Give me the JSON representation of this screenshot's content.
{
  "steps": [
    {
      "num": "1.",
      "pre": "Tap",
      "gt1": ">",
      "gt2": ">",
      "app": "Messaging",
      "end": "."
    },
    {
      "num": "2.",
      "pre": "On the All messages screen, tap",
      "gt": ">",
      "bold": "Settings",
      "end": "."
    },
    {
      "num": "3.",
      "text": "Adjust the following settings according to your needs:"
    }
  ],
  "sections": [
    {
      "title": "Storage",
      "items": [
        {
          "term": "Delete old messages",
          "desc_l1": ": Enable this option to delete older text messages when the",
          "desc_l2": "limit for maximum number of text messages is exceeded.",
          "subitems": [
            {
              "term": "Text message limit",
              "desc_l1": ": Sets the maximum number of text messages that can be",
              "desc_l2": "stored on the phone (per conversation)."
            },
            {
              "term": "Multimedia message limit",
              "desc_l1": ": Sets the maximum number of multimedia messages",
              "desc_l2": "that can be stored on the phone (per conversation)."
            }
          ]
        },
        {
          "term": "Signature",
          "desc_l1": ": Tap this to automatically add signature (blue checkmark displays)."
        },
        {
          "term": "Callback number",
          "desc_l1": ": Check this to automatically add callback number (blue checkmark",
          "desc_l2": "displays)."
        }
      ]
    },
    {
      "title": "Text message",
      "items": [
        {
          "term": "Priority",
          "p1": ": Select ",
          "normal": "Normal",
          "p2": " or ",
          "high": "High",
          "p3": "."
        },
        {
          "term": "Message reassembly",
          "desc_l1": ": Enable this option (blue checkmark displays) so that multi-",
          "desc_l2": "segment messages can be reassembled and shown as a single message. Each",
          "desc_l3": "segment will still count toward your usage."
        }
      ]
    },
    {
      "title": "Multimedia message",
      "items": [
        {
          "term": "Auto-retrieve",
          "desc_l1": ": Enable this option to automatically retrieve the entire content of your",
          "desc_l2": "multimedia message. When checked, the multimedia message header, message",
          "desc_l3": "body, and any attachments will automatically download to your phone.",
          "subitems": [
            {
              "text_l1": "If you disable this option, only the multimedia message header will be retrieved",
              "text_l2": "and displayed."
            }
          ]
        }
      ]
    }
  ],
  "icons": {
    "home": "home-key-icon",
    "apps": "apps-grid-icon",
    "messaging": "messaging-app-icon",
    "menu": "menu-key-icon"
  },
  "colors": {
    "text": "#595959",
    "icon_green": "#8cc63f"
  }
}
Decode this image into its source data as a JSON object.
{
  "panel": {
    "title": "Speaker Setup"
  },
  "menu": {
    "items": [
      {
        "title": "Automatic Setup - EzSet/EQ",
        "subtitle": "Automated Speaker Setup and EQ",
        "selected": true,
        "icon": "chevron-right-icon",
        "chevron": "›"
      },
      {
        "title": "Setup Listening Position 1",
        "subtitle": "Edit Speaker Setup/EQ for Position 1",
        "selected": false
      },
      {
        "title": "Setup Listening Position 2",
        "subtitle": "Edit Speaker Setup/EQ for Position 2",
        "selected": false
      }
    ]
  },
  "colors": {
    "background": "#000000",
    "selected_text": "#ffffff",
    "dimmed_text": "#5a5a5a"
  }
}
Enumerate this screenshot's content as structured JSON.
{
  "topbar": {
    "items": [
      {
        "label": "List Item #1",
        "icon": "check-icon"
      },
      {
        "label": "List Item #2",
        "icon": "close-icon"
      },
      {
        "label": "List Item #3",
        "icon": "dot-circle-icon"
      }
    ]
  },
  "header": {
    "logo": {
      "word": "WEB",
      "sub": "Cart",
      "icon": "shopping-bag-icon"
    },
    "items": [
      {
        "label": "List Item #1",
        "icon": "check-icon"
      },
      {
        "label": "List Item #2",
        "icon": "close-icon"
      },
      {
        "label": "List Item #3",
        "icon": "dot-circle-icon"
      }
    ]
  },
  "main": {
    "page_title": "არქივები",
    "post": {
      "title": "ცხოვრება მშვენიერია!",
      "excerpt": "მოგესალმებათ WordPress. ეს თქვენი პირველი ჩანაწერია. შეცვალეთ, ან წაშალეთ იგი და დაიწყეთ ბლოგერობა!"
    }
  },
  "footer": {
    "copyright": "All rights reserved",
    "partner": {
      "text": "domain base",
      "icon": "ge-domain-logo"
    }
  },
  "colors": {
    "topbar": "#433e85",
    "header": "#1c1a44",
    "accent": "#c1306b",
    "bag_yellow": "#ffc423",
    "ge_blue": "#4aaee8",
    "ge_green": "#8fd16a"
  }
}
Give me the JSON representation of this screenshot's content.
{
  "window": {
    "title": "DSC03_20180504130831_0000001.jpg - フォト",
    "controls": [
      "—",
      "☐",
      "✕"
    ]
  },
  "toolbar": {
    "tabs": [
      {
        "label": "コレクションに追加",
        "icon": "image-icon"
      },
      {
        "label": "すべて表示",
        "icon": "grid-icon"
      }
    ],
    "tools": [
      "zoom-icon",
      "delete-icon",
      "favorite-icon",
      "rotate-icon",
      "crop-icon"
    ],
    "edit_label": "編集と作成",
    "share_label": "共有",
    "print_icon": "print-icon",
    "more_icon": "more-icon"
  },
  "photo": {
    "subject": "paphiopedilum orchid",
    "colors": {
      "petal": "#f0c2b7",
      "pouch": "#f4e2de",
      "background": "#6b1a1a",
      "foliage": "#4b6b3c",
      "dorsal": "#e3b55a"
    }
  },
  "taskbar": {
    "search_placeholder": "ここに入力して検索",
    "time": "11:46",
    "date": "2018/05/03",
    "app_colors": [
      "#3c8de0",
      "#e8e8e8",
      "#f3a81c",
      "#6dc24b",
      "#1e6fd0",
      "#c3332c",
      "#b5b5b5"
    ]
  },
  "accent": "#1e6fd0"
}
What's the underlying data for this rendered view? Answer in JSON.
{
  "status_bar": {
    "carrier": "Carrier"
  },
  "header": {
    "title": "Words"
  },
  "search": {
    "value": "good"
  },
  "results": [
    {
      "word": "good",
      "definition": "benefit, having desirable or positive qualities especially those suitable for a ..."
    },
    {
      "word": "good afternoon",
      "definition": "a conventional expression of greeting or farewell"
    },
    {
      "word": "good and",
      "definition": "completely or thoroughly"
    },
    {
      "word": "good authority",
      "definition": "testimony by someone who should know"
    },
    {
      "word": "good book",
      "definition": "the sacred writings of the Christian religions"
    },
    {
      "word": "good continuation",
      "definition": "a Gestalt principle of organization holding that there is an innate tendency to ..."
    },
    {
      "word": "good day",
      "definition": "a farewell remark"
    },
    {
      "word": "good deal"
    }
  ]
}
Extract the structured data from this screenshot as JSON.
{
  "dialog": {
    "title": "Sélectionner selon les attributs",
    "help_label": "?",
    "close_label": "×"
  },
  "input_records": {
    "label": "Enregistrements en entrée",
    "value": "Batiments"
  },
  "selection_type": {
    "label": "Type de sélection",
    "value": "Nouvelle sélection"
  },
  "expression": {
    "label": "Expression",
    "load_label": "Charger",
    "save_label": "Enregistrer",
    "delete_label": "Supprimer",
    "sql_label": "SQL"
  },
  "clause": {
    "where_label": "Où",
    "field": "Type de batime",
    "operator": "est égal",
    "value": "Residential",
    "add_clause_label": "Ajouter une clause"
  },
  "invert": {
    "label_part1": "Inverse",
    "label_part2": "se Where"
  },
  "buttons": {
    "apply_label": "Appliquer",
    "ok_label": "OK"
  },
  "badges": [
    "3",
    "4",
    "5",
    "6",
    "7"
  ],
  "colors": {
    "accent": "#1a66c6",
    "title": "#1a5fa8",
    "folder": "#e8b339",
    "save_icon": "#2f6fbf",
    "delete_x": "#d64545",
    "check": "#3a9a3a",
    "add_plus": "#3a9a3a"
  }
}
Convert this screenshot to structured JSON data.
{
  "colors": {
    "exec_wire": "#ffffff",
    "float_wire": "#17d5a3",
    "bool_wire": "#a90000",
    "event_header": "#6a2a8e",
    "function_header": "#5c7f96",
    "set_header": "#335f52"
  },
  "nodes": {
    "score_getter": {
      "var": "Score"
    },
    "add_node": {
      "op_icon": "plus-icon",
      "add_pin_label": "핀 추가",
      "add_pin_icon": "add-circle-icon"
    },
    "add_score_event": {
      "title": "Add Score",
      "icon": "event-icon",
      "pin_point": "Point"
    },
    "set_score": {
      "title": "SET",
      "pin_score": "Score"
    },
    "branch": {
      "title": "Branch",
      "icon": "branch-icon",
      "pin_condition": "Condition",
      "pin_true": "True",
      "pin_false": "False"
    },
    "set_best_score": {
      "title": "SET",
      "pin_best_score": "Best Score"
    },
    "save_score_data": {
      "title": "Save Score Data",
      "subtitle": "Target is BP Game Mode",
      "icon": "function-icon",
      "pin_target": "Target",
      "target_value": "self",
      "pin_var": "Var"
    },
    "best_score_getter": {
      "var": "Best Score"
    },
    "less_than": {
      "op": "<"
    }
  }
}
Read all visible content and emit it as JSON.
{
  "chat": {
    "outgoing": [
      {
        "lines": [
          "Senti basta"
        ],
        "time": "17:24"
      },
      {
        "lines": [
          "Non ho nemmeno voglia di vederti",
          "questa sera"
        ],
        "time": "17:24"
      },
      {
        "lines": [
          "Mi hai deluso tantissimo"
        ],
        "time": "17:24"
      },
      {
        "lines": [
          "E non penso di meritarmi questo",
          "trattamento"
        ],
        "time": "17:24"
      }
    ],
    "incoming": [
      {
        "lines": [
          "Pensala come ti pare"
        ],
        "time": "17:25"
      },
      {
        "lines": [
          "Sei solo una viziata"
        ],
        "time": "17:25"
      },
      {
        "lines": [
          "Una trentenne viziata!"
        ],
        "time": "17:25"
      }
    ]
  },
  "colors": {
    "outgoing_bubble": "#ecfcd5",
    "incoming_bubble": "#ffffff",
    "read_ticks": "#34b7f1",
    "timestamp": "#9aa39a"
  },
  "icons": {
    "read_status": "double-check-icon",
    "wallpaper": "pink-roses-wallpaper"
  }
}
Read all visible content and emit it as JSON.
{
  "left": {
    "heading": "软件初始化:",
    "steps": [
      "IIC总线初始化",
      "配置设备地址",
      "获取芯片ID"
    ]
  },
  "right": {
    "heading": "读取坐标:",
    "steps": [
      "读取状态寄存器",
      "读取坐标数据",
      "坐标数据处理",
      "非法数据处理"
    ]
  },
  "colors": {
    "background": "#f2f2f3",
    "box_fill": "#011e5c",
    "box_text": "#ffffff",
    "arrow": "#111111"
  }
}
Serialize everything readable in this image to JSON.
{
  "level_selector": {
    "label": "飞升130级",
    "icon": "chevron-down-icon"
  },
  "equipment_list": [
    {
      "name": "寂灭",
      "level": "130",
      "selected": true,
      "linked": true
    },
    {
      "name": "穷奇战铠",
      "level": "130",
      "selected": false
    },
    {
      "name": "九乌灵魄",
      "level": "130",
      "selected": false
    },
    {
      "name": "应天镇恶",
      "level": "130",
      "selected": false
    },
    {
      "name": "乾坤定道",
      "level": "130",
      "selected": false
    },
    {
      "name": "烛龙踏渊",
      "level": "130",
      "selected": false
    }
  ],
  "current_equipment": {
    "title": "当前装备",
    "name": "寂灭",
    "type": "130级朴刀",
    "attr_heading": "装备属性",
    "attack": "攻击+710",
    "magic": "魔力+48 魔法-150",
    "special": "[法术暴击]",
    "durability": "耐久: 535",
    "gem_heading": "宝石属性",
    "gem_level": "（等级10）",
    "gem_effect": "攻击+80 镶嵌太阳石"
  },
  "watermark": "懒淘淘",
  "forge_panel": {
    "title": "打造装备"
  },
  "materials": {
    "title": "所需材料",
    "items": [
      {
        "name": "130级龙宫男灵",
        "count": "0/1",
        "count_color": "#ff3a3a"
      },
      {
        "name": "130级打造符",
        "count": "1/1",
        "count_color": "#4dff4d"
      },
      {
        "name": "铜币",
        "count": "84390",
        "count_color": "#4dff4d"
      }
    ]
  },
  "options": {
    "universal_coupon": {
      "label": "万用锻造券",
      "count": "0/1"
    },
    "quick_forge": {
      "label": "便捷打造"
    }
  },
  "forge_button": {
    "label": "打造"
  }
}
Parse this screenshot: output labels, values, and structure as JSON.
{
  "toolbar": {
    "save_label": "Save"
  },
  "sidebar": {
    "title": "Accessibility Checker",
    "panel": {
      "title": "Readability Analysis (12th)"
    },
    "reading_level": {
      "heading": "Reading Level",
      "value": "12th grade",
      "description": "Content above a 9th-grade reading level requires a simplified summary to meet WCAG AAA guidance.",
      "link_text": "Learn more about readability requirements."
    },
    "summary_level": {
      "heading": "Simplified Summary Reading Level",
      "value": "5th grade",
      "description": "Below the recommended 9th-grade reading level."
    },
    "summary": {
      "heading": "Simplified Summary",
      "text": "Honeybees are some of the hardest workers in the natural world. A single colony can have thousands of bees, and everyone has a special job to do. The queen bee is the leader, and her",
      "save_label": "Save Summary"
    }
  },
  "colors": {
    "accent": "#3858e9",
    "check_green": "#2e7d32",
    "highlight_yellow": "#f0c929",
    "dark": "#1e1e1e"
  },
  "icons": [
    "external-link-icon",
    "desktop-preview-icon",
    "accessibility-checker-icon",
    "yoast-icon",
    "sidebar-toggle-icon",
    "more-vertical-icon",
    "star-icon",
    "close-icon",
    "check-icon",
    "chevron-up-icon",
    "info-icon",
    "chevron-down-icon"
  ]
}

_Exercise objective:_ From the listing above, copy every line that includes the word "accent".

_Exercise answer:_
    "accent": "#c1306b",
  "accent": "#1e6fd0"
    "accent": "#1a66c6",
    "accent": "#3858e9",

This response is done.